● **Task prompt**:
Spot each line in the records below where the word "Select" occurs, then copy it.

Stored entries:
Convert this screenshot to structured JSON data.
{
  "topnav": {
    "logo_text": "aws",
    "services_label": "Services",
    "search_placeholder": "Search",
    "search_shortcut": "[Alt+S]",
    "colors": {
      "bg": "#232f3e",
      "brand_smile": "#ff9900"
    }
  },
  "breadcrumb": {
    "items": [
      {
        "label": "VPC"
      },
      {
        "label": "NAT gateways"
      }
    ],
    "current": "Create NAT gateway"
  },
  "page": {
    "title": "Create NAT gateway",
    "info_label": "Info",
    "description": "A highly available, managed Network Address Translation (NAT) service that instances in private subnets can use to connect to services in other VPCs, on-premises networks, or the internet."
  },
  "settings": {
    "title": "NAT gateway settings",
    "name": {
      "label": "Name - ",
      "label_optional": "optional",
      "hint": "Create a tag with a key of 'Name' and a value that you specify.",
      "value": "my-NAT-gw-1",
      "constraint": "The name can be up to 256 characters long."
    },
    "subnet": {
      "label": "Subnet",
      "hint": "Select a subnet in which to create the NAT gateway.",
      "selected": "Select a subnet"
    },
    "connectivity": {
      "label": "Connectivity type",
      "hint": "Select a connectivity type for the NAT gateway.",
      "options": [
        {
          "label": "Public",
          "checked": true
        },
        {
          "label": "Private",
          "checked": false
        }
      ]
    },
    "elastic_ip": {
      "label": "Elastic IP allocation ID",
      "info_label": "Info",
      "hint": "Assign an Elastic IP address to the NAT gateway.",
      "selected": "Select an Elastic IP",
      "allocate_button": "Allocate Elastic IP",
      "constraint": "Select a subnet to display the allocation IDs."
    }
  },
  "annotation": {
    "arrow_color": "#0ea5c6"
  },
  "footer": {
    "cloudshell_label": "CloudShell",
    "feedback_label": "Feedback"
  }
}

● **Result for this task**:
      "hint": "Select a subnet in which to create the NAT gateway.",
      "selected": "Select a subnet"
      "hint": "Select a connectivity type for the NAT gateway.",
      "selected": "Select an Elastic IP",
      "constraint": "Select a subnet to display the allocation IDs."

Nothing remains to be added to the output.